Problem requirements: Look through the data and write out every line with the word "have" in it.

Stored dataset items
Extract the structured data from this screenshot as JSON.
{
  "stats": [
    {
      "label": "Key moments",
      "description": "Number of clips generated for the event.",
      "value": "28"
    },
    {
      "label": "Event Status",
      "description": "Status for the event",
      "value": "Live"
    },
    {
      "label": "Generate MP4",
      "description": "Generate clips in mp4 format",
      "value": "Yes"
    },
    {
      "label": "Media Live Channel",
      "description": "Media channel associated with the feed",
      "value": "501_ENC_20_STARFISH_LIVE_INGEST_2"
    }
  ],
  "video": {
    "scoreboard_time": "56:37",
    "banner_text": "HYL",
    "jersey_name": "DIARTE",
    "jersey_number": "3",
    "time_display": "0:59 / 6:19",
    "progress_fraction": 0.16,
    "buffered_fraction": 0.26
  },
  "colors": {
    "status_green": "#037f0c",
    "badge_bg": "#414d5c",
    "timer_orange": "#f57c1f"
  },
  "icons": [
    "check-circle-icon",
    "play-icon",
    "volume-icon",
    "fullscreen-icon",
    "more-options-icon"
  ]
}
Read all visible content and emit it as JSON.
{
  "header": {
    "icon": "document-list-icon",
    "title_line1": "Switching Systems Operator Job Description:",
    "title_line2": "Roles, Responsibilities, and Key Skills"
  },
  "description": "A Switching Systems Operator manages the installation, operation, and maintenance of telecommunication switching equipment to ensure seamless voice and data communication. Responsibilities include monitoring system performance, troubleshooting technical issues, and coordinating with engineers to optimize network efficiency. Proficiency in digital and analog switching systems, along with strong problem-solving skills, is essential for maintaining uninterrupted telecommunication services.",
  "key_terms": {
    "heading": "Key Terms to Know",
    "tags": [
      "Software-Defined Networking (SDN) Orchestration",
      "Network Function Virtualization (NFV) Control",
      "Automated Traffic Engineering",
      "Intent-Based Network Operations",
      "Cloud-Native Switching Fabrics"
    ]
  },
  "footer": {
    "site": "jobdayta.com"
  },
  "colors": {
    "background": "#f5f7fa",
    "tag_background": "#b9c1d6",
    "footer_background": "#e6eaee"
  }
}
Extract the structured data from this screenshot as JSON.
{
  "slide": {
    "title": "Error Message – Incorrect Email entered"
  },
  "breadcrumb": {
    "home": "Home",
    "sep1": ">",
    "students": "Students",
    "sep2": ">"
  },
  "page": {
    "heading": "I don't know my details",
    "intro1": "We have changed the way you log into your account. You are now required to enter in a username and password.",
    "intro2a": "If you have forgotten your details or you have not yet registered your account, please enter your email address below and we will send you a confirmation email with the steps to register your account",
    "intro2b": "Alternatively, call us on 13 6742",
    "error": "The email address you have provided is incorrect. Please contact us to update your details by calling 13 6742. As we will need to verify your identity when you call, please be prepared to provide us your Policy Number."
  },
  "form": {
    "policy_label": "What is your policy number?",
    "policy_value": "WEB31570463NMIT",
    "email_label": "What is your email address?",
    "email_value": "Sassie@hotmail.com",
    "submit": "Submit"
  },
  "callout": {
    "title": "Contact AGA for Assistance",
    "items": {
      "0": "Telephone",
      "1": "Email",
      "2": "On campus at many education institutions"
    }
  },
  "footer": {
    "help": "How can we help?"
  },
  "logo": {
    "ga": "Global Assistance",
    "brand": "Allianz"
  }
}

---

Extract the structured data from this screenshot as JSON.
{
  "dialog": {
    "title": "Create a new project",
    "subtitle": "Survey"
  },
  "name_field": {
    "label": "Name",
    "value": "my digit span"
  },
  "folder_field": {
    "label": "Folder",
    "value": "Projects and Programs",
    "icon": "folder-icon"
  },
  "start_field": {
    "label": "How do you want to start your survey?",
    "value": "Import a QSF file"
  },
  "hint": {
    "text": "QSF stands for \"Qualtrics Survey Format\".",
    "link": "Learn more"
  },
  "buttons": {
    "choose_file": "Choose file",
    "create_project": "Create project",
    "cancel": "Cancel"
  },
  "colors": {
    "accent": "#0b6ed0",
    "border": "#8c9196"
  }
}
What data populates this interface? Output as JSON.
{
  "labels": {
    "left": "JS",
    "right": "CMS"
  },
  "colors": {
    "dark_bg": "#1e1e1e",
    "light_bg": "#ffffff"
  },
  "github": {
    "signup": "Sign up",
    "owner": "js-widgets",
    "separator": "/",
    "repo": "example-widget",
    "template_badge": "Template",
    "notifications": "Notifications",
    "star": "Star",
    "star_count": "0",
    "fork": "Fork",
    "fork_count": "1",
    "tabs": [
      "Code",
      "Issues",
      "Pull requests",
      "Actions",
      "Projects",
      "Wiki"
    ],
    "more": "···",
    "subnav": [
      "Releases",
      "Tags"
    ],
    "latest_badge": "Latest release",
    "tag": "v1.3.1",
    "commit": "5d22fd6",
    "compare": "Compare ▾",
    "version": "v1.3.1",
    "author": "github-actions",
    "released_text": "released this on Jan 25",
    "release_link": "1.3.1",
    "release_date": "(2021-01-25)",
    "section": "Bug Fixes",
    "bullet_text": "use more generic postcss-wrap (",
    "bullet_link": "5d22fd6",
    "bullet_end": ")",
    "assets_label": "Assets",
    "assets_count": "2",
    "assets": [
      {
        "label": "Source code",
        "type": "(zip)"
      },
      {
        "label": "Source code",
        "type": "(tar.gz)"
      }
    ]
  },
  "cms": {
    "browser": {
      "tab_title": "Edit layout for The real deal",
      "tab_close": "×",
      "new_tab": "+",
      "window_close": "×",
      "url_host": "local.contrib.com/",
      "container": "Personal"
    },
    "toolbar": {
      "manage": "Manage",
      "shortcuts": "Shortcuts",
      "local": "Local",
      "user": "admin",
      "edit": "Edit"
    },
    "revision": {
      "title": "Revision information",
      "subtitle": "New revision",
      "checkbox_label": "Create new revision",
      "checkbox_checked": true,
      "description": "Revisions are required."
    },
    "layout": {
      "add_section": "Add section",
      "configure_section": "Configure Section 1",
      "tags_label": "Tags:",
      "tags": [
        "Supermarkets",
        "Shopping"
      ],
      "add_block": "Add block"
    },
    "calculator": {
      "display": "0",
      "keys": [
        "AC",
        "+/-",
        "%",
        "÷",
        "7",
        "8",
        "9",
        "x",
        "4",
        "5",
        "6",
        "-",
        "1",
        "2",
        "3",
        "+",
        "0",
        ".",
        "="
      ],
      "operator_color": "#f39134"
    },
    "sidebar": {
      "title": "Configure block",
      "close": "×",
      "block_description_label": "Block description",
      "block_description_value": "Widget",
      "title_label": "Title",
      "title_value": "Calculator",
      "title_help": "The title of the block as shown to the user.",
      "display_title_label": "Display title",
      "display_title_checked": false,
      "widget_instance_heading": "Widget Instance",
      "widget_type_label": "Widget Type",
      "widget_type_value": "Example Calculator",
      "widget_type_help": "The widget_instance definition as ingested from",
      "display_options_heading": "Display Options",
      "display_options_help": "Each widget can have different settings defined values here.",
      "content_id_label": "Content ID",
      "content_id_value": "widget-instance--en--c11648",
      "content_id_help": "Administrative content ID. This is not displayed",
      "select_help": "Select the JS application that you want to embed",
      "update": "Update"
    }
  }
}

Written response:
    "intro1": "We have changed the way you log into your account. You are now required to enter in a username and password.",
    "intro2a": "If you have forgotten your details or you have not yet registered your account, please enter your email address below and we will send you a confirmation email with the steps to register your account",
    "error": "The email address you have provided is incorrect. Please contact us to update your details by calling 13 6742. As we will need to verify your identity when you call, please be prepared to provide us your Policy Number."
      "display_options_help": "Each widget can have different settings defined values here.",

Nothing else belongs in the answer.